If you followed our Nintendo Direct coverage a few weeks ago, you will know that everyone’s favorite ambiguous pink puff ball is back in an all new adventure, Kirby: Planet Robobot. Kirby is often used by Nintendo as a means to test new waters. Kirby’s Epic Yarn, for example, is a precursor to Yoshi’s Woolly World in terms of gameplay and style. While an initial look at Planet Robobot may suggest the multiplayer mode, Team Kirby Clash, is Nintendo’s experiment this time around, let us not forget about the other big addition to this game: awesome mech armor. Most information about this armor has been purely speculation based on the trailer released during the direct. However, Famitsu has just revealed details surrounding five of the available modes for Kirby to do his/her best Gundam impression with.
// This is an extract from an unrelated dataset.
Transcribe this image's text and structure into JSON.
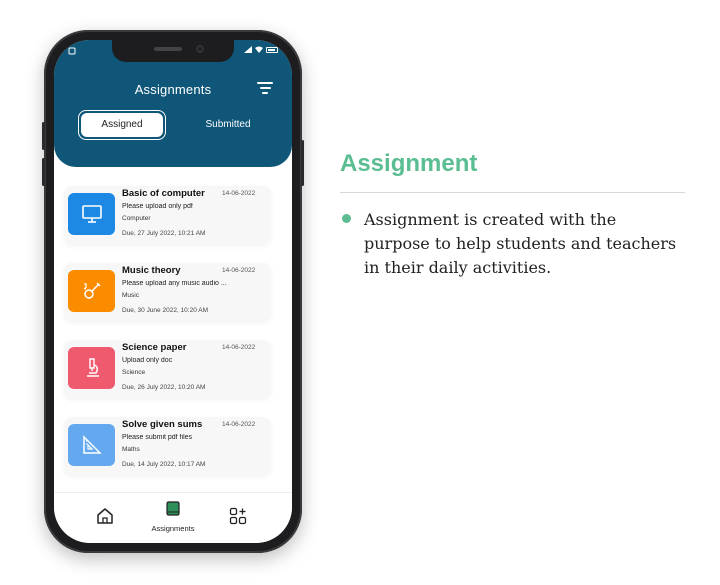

To begin, there are the Beam, Fire, and Sword modes. These three modes were revealed in the trailer and do pretty much what you expect, albeit, with a little twist. Beam mode has a laser that players can charge up for bigger blasts, as well as a sort of ricochet shot called a Bouncer Beam. Fire mode uses a whip-like flamethrower that players can manually aim in whichever direction they please. Finally, Sword mode is your typical sword copy ability, if typical means that the armor uses two swords to perform various combos and spin attacks.
The two newly revealed modes for Kirby’s armor are Ice and Parasol. Despite being two of the most common copy abilities for a Kirby game, these modes actually have some very peculiar uses. Ice mode lets you create platforms by freezing water, and Parasol mode allows Kirby to fly using propellers located on the Armor’s shoulders. Kirby abilities are not often known for their traveling utility over their usefulness in battle, so it almost brings up the question of whether or not Planet Robobot is going to be your typical Kirby title. Regardless, we will keep you up to date as more information on Kirby: Planet Robobot becomes available.
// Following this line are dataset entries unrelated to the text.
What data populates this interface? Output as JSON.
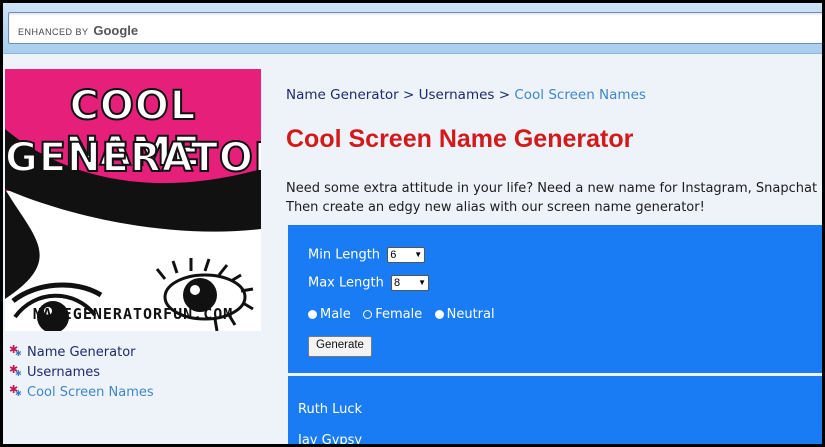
{
  "browser": {
    "search_label": "ENHANCED BY",
    "search_brand": "Google"
  },
  "logo": {
    "line1": "COOL NAME",
    "line2": "GENERATOR",
    "site": "NAMEGENERATORFUN.COM"
  },
  "sidebar": {
    "items": [
      {
        "label": "Name Generator"
      },
      {
        "label": "Usernames"
      },
      {
        "label": "Cool Screen Names"
      }
    ]
  },
  "breadcrumb": {
    "items": [
      "Name Generator",
      "Usernames",
      "Cool Screen Names"
    ],
    "separator": ">"
  },
  "page": {
    "title": "Cool Screen Name Generator",
    "intro_line1": "Need some extra attitude in your life? Need a new name for Instagram, Snapchat or YouT",
    "intro_line2": "Then create an edgy new alias with our screen name generator!"
  },
  "form": {
    "min_label": "Min Length",
    "min_value": "6",
    "max_label": "Max Length",
    "max_value": "8",
    "gender_options": [
      "Male",
      "Female",
      "Neutral"
    ],
    "selected_gender": "Female",
    "generate_label": "Generate"
  },
  "results": {
    "names": [
      "Ruth Luck",
      "Jay Gypsy"
    ]
  },
  "colors": {
    "accent_blue": "#1a7cf4",
    "title_red": "#d21a1a",
    "brand_pink": "#e6207a",
    "link_navy": "#1f2a6b",
    "link_active": "#3f87c8"
  }
}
How do you feel about Kirby’s armor modes so far? Do you have any ideas of theories why Ice and Parasol are focused on traversal rather than combat? Let us know in the comments below!
Source: Famitsu (via Nintendo Everything)